Unapproved COVAXIN in a race against time
Gov’t won’t change stance on WHO sign-off
The Government is not shy in admitting that the global shortage of COVID-19 vaccines is weighing on the mind of the Holness administration, but it is holding firm that it will only use products approved by the World Health Organization (WHO). That...
The Government is not shy in admitting that the global shortage of COVID-19 vaccines is weighing on the mind of the Holness administration, but it is holding firm that it will only use products approved by the World Health Organization (WHO).
That could put pause to overtures by Indian manufacturer Bharat Biotech, which is seeking to enter the Jamaican market.
Bharat Biotech’s COVAXIN is yet to be shortlisted by the WHO for emergency use, much less final approval.
In early March, the company announced interim clinical results based on the efficacy data in its Phase 3 clinical trial indicating that COVAXIN was 81 per cent effective against COVID-19.
The Sunday Gleaner reported that Montego Bay-based Bioprist Pharmaceuticals, a company led by medical doctor and entrepreneur Dr Guna Muppuri, has signed a deal for the exclusive importation and distribution in Jamaica of the India-made COVID-19 vaccine COVAXIN.
But with COVAXIN not even on the pre-approval timeline published by the WHO, it is unclear whether it will be ready soon enough to pique the interest of Kingston.
Tufton told The Gleaner on Sunday that based on the negotiations so far, Jamaica has a gap of just over 1 million vaccines, with contemplation that just under three million persons will receive two doses each.
And he is in a rush to find approved vaccines to fill those gaps.
“There is a risk that if we don’t get vaccines during April and maybe May, we could run out. What the Government is doing is looking at all avenues to secure vaccines which are available, but also vaccines that have gone through the trials, not yet approved but anticipate approval in a relatively short space of time,” he said.
Those vaccines would be the Russia-made Sputnik and the China-manufactured Sinovac and Sinopharm. Data are still outstanding for Sputnik, and the Chinese vaccines will not be eligible for approval before April.
“So the Government is looking and discussing pre-ordering in anticipation of approval, and Cabinet will have to sign off,” Tufton told The Gleaner on Sunday.
The health and wellness minister said, however, that the Government would still maintain dialogue with the producers of COVAXIN, cautioning that the door was not shut.
“A lot of the vaccine manufacturers that we are negotiating with are requiring minimum volumes and in some cases prices that are beyond high prices, and I suspect they are taking advantage of the demand in anticipation that in months to come, the market is going to be freed up with more entries and the prices will come down, so they are forcing countries to lock into prices and volumes, which can be a challenge,” Tufton told The Gleaner.

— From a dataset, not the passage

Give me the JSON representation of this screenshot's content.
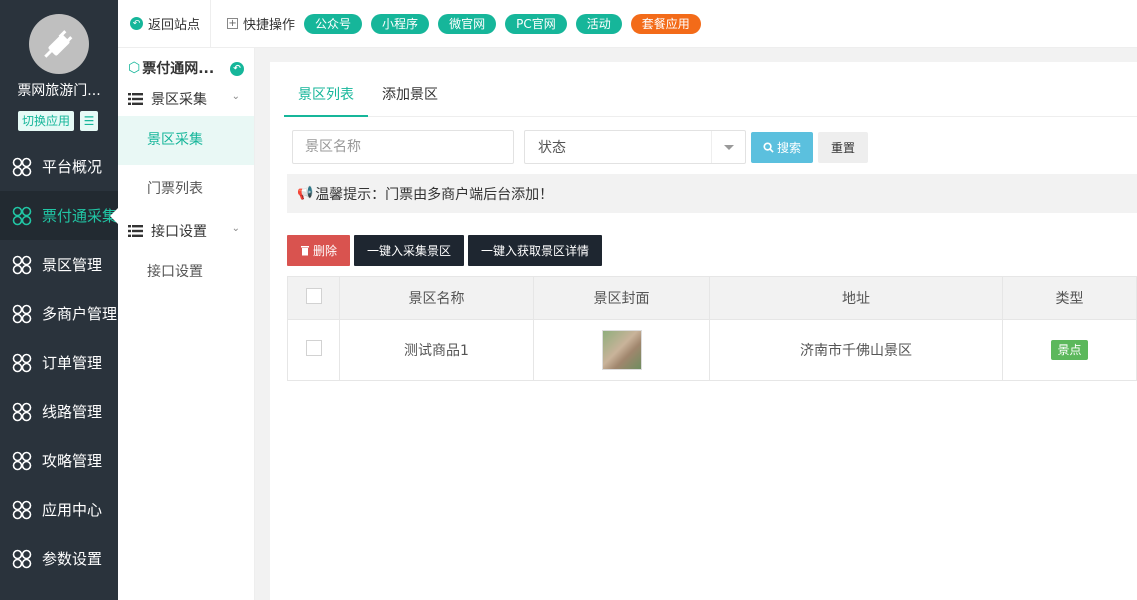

Jamaica is scheduled to receive, initially, 500,000 vaccines from the African Medical Supply Platform by April.
That is from the 1.95 million that are being procured.
Within two weeks, some 26,000 additional doses from the COVAX facility are scheduled to arrive on the island.
Tufton disclosed that as at Saturday, 24,502 doses of the AstraZeneca vaccine had been administered.
That figure represents 52 per cent of the 47,650 first-month target.
The health and wellness minister revealed that 0.03 per cent of the 2,200 vials, containing 10 doses each, have been wasted.